■ **RECORDS PROVIDED**:
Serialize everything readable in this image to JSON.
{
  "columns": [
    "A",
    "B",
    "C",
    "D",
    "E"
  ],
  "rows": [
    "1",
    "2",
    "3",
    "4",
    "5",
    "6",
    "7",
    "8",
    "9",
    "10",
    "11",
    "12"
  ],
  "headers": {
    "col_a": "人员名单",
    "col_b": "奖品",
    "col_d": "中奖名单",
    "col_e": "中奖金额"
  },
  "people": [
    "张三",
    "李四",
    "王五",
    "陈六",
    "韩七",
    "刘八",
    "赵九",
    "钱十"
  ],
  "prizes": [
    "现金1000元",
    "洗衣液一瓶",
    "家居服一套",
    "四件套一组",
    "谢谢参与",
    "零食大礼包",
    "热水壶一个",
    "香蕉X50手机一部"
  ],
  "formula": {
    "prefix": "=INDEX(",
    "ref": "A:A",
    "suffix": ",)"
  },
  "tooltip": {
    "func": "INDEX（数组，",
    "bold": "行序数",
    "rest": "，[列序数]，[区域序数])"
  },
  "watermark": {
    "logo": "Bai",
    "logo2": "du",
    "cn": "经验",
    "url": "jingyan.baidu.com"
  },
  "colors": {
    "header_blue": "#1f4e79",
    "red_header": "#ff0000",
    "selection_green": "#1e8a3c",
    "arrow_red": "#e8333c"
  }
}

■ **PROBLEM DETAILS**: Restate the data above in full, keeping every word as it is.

■ **ANSWER AREA**:
Serialize everything readable in this image to JSON.
{
  "columns": [
    "A",
    "B",
    "C",
    "D",
    "E"
  ],
  "rows": [
    "1",
    "2",
    "3",
    "4",
    "5",
    "6",
    "7",
    "8",
    "9",
    "10",
    "11",
    "12"
  ],
  "headers": {
    "col_a": "人员名单",
    "col_b": "奖品",
    "col_d": "中奖名单",
    "col_e": "中奖金额"
  },
  "people": [
    "张三",
    "李四",
    "王五",
    "陈六",
    "韩七",
    "刘八",
    "赵九",
    "钱十"
  ],
  "prizes": [
    "现金1000元",
    "洗衣液一瓶",
    "家居服一套",
    "四件套一组",
    "谢谢参与",
    "零食大礼包",
    "热水壶一个",
    "香蕉X50手机一部"
  ],
  "formula": {
    "prefix": "=INDEX(",
    "ref": "A:A",
    "suffix": ",)"
  },
  "tooltip": {
    "func": "INDEX（数组，",
    "bold": "行序数",
    "rest": "，[列序数]，[区域序数])"
  },
  "watermark": {
    "logo": "Bai",
    "logo2": "du",
    "cn": "经验",
    "url": "jingyan.baidu.com"
  },
  "colors": {
    "header_blue": "#1f4e79",
    "red_header": "#ff0000",
    "selection_green": "#1e8a3c",
    "arrow_red": "#e8333c"
  }
}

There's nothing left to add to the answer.